- _Task directions_:
Nothing in the data should be altered when it is repeated in full.

(Element data from apps and pages)
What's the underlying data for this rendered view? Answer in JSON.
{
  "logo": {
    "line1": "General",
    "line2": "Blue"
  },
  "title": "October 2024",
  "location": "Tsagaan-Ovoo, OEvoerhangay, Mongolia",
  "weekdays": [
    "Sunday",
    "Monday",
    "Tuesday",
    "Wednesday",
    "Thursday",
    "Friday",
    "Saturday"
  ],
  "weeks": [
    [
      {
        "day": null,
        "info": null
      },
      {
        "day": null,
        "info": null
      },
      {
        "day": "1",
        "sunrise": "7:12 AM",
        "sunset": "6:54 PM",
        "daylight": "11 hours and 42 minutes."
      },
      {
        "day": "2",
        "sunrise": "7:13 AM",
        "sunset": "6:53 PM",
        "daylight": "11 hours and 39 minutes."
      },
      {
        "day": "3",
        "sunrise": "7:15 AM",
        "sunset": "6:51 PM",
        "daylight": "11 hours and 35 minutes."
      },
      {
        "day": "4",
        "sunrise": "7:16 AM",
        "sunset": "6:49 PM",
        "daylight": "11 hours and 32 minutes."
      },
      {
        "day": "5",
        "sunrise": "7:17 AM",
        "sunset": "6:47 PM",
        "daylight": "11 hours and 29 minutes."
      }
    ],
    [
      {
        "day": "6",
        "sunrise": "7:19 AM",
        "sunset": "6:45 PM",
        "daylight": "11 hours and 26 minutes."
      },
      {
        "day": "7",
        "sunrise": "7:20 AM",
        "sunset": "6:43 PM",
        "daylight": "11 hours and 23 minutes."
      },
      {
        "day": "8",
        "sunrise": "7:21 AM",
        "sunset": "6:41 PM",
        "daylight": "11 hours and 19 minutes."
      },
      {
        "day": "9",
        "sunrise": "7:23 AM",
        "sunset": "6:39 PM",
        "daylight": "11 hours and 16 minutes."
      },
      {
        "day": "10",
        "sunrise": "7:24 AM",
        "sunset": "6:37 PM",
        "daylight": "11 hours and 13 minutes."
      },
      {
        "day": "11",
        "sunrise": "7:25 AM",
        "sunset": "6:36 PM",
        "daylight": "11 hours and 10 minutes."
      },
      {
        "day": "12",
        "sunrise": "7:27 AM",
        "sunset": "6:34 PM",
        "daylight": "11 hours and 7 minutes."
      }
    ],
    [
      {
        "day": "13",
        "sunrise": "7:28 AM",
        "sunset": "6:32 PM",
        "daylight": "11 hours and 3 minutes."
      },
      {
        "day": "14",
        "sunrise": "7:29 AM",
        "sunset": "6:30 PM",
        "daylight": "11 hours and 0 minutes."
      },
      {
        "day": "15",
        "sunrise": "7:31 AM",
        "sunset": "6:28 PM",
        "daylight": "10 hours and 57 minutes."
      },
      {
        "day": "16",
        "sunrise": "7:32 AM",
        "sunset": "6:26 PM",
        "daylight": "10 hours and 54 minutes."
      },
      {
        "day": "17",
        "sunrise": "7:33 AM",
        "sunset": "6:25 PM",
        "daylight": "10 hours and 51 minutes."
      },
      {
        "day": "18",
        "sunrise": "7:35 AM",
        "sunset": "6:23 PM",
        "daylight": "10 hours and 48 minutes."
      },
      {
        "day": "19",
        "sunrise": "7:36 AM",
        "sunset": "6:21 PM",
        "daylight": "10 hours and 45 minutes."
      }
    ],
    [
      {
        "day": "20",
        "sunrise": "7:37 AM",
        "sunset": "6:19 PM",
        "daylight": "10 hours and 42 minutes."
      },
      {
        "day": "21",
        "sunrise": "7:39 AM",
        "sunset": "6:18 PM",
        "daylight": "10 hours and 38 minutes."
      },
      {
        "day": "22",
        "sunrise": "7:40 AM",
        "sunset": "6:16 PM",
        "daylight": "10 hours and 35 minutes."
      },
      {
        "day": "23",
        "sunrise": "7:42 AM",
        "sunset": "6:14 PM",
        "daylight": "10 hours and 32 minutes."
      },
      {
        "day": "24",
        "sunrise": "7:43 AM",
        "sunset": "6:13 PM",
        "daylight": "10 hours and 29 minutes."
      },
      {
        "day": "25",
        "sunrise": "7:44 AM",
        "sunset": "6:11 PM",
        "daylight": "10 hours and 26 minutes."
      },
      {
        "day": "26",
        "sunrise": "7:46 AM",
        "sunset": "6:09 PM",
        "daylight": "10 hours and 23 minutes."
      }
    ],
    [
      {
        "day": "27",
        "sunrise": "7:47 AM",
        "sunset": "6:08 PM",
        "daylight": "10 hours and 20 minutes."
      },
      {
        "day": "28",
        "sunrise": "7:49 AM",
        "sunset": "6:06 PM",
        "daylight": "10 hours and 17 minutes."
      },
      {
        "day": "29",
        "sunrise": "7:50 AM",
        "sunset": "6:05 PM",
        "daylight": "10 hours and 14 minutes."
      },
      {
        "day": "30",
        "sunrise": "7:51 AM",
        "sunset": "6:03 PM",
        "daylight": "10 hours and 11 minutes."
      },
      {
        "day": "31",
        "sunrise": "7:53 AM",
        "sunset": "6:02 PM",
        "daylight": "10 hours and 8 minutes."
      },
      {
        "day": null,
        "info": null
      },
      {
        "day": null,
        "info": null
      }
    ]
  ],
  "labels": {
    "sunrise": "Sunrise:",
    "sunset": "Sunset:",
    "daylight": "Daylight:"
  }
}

- _Output for this exercise_:
What's the underlying data for this rendered view? Answer in JSON.
{
  "logo": {
    "line1": "General",
    "line2": "Blue"
  },
  "title": "October 2024",
  "location": "Tsagaan-Ovoo, OEvoerhangay, Mongolia",
  "weekdays": [
    "Sunday",
    "Monday",
    "Tuesday",
    "Wednesday",
    "Thursday",
    "Friday",
    "Saturday"
  ],
  "weeks": [
    [
      {
        "day": null,
        "info": null
      },
      {
        "day": null,
        "info": null
      },
      {
        "day": "1",
        "sunrise": "7:12 AM",
        "sunset": "6:54 PM",
        "daylight": "11 hours and 42 minutes."
      },
      {
        "day": "2",
        "sunrise": "7:13 AM",
        "sunset": "6:53 PM",
        "daylight": "11 hours and 39 minutes."
      },
      {
        "day": "3",
        "sunrise": "7:15 AM",
        "sunset": "6:51 PM",
        "daylight": "11 hours and 35 minutes."
      },
      {
        "day": "4",
        "sunrise": "7:16 AM",
        "sunset": "6:49 PM",
        "daylight": "11 hours and 32 minutes."
      },
      {
        "day": "5",
        "sunrise": "7:17 AM",
        "sunset": "6:47 PM",
        "daylight": "11 hours and 29 minutes."
      }
    ],
    [
      {
        "day": "6",
        "sunrise": "7:19 AM",
        "sunset": "6:45 PM",
        "daylight": "11 hours and 26 minutes."
      },
      {
        "day": "7",
        "sunrise": "7:20 AM",
        "sunset": "6:43 PM",
        "daylight": "11 hours and 23 minutes."
      },
      {
        "day": "8",
        "sunrise": "7:21 AM",
        "sunset": "6:41 PM",
        "daylight": "11 hours and 19 minutes."
      },
      {
        "day": "9",
        "sunrise": "7:23 AM",
        "sunset": "6:39 PM",
        "daylight": "11 hours and 16 minutes."
      },
      {
        "day": "10",
        "sunrise": "7:24 AM",
        "sunset": "6:37 PM",
        "daylight": "11 hours and 13 minutes."
      },
      {
        "day": "11",
        "sunrise": "7:25 AM",
        "sunset": "6:36 PM",
        "daylight": "11 hours and 10 minutes."
      },
      {
        "day": "12",
        "sunrise": "7:27 AM",
        "sunset": "6:34 PM",
        "daylight": "11 hours and 7 minutes."
      }
    ],
    [
      {
        "day": "13",
        "sunrise": "7:28 AM",
        "sunset": "6:32 PM",
        "daylight": "11 hours and 3 minutes."
      },
      {
        "day": "14",
        "sunrise": "7:29 AM",
        "sunset": "6:30 PM",
        "daylight": "11 hours and 0 minutes."
      },
      {
        "day": "15",
        "sunrise": "7:31 AM",
        "sunset": "6:28 PM",
        "daylight": "10 hours and 57 minutes."
      },
      {
        "day": "16",
        "sunrise": "7:32 AM",
        "sunset": "6:26 PM",
        "daylight": "10 hours and 54 minutes."
      },
      {
        "day": "17",
        "sunrise": "7:33 AM",
        "sunset": "6:25 PM",
        "daylight": "10 hours and 51 minutes."
      },
      {
        "day": "18",
        "sunrise": "7:35 AM",
        "sunset": "6:23 PM",
        "daylight": "10 hours and 48 minutes."
      },
      {
        "day": "19",
        "sunrise": "7:36 AM",
        "sunset": "6:21 PM",
        "daylight": "10 hours and 45 minutes."
      }
    ],
    [
      {
        "day": "20",
        "sunrise": "7:37 AM",
        "sunset": "6:19 PM",
        "daylight": "10 hours and 42 minutes."
      },
      {
        "day": "21",
        "sunrise": "7:39 AM",
        "sunset": "6:18 PM",
        "daylight": "10 hours and 38 minutes."
      },
      {
        "day": "22",
        "sunrise": "7:40 AM",
        "sunset": "6:16 PM",
        "daylight": "10 hours and 35 minutes."
      },
      {
        "day": "23",
        "sunrise": "7:42 AM",
        "sunset": "6:14 PM",
        "daylight": "10 hours and 32 minutes."
      },
      {
        "day": "24",
        "sunrise": "7:43 AM",
        "sunset": "6:13 PM",
        "daylight": "10 hours and 29 minutes."
      },
      {
        "day": "25",
        "sunrise": "7:44 AM",
        "sunset": "6:11 PM",
        "daylight": "10 hours and 26 minutes."
      },
      {
        "day": "26",
        "sunrise": "7:46 AM",
        "sunset": "6:09 PM",
        "daylight": "10 hours and 23 minutes."
      }
    ],
    [
      {
        "day": "27",
        "sunrise": "7:47 AM",
        "sunset": "6:08 PM",
        "daylight": "10 hours and 20 minutes."
      },
      {
        "day": "28",
        "sunrise": "7:49 AM",
        "sunset": "6:06 PM",
        "daylight": "10 hours and 17 minutes."
      },
      {
        "day": "29",
        "sunrise": "7:50 AM",
        "sunset": "6:05 PM",
        "daylight": "10 hours and 14 minutes."
      },
      {
        "day": "30",
        "sunrise": "7:51 AM",
        "sunset": "6:03 PM",
        "daylight": "10 hours and 11 minutes."
      },
      {
        "day": "31",
        "sunrise": "7:53 AM",
        "sunset": "6:02 PM",
        "daylight": "10 hours and 8 minutes."
      },
      {
        "day": null,
        "info": null
      },
      {
        "day": null,
        "info": null
      }
    ]
  ],
  "labels": {
    "sunrise": "Sunrise:",
    "sunset": "Sunset:",
    "daylight": "Daylight:"
  }
}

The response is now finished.